Women at the University of the Western Cape are leading the way to a better society, educating the leaders of tomorrow and conducting game-changing research into various topics from anthropology to zoology.
“The University of the Western Cape is committed to social justice, as well as the development of a new generation of leaders who can solve the many complex challenges of our global society,” explained Deputy Vice-Chancellor: Academic, Professor Vivienne Lawack. “To meet those challenges head-on, we need to develop the best minds and hearts we can. That’s why UWC believes strongly in gender equity, and in realising the full benefits of diversity and empowerment, and is committed to the development of all women - in all aspects.”
Statistics published by the Department of Basic Education show that nearly 50% of learners do not complete Grade 12 - mainly as a result of severe household poverty, physical or mental abuse and grade repetition.

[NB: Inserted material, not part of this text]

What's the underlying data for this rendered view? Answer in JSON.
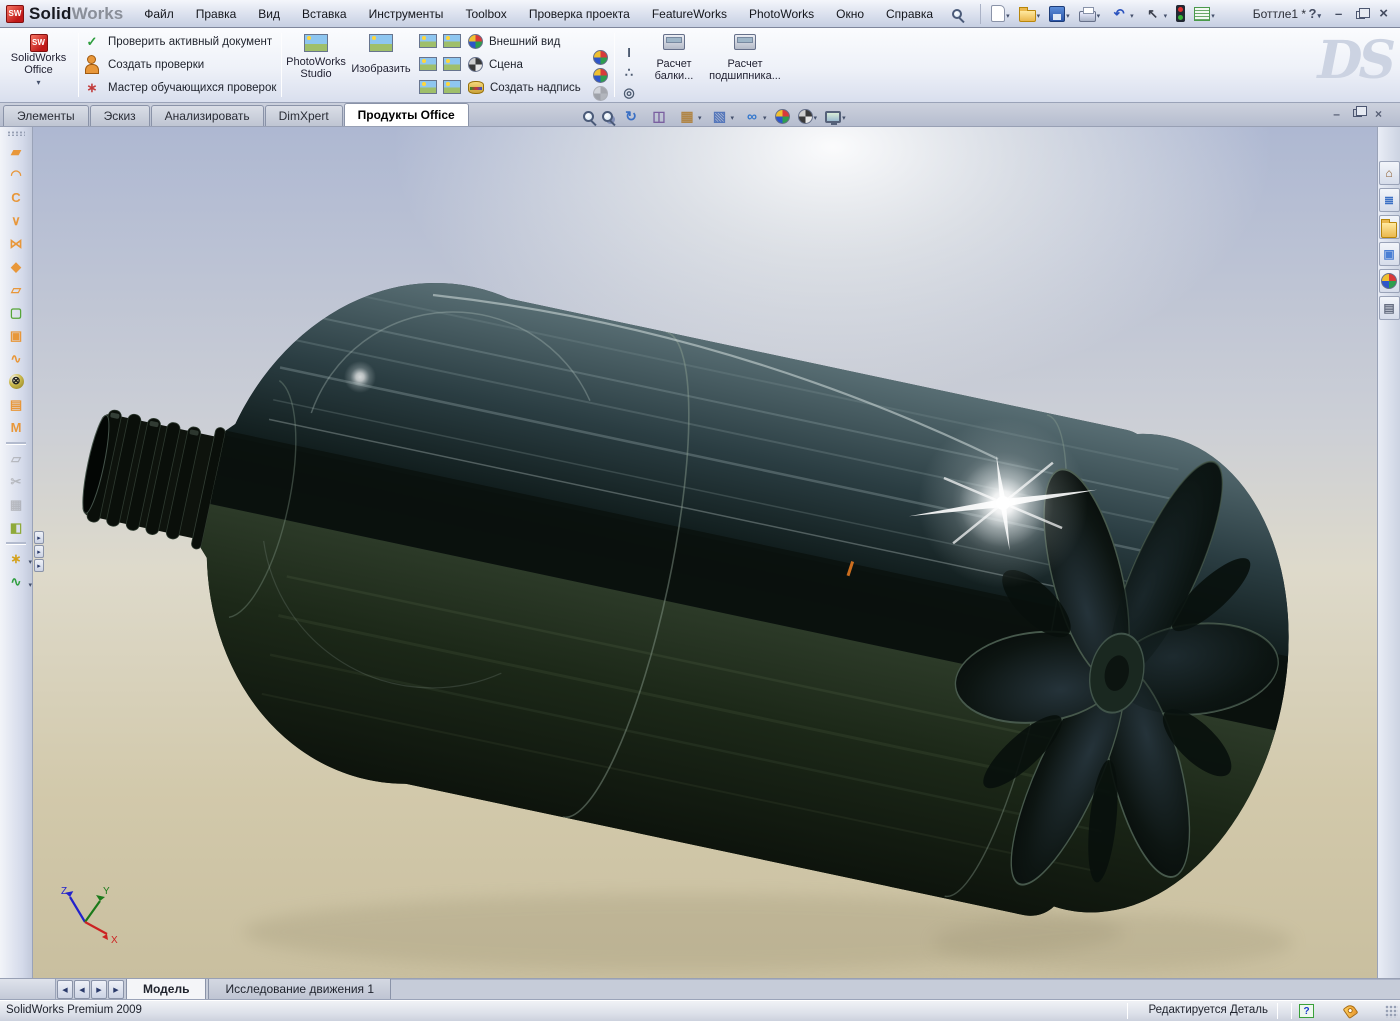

This is particularly problematic for girls, who may lack confidence or the opportunities afforded to boys.
“When a woman is educated, she becomes empowered to change not only her own life, but also the lives of those around her: her children, her family, her friends and her community,” noted Professor Pamela Dube, DVC: Student Development and Support. “Our mission is to help young women overcome the challenges they face and find their way in the world - and leave their mark on it.”
That is particularly important when it comes to women in STEM (science, technology, engineering and mathematics): female representation in the field of science and technology is low, and studies have repeatedly reported that maths and science are perceived as male domains, and scientists are seen as predominantly male. But at UWC, that stereotype is not even close to being true - and women are at the forefront of the Fourth Industrial Revolution.
“At UWC, women strive to find the balance amidst all the roles they play, and they actively contribute to research by using cutting-edge methods to investigate our universe, examining everything from the DNA in our cells to the nuclear reactions at the hearts of stars - and even understanding the importance of family,” said UWC DVC: Research and Innovation, Professor José Frantz. “Women are taking their place in the Fourth Industrial Revolution, and their work can change the way we view the world - and the way we interact with it as well.”
- Of the University’s 19 SARChI Chairs who help to promote research excellence and innovation, and respond to the country's social and economic challenges, 10 are women renowned both nationally and internationally for their work.
- Of the 7 UWC students selected (in as many years) to attend the Lindau Nobel Laureate Meeting in Germany to share their ideas on science and medicine with some of the finest scientists in the world, 4 have been women: solar energy nanoscientist Zebib Yunus Nuru, quantum dots researcher Sarah d’Souza, medical bioscientist Shireen Mentor and astrophysicist Nicole Thomas.
- Several PhDs have been awarded the prestigious L'Oreal-UNESCO Regional Fellowships For Women in Science in Sub-Saharan Africa - Aline Simo, Sekai Tambo, Candice Rassie and Usisipho Feleni. They were honoured for their work on nanomaterials, photovoltaic cells, TB nanosensors and medication dosages for breast cancer, respectively.
- Of the over 22 000 UWC students, over half (60%, actually) are women. And that holds true for graduates and postgrads as well.
- Two of the Faculty Deans are women - both celebrated managers, supporters and researchers - Professor Michelle Esau (Economic and Management Sciences) and Professor Anthea Rhoda (Community and Health Sciences).
- The University Registrar, Dr Nita Lawton-Misra, is another successful woman with a strong leadership and student support role - and also a registered psychologist and a certified life coach.
- The Chair and Deputy-Chair of Council of UWC are both experienced women executives. Chair Yasmin Forbes has a sterling track record of more than 35 years in the information communications and technology industry, and Deputy-Chair, Cindy Hess, is a Choiseul Laureate - recognised as one of the top 100 young individuals who play a leading role in transforming Africa.
UWC women are A-rated researchers and NSTF32 Awardees, esteemed educators and entrepreneurs, artists, nurses, writers and more.
“Everyone needs a vision of what they want to be like when they grow up,” Prof Lawack said. “And that’s what UWC is all about - providing those examples for young women who want to dream big - and change the world.”
To find out more about UWC’s amazing women academics, read our Women In Leadership digi-mag.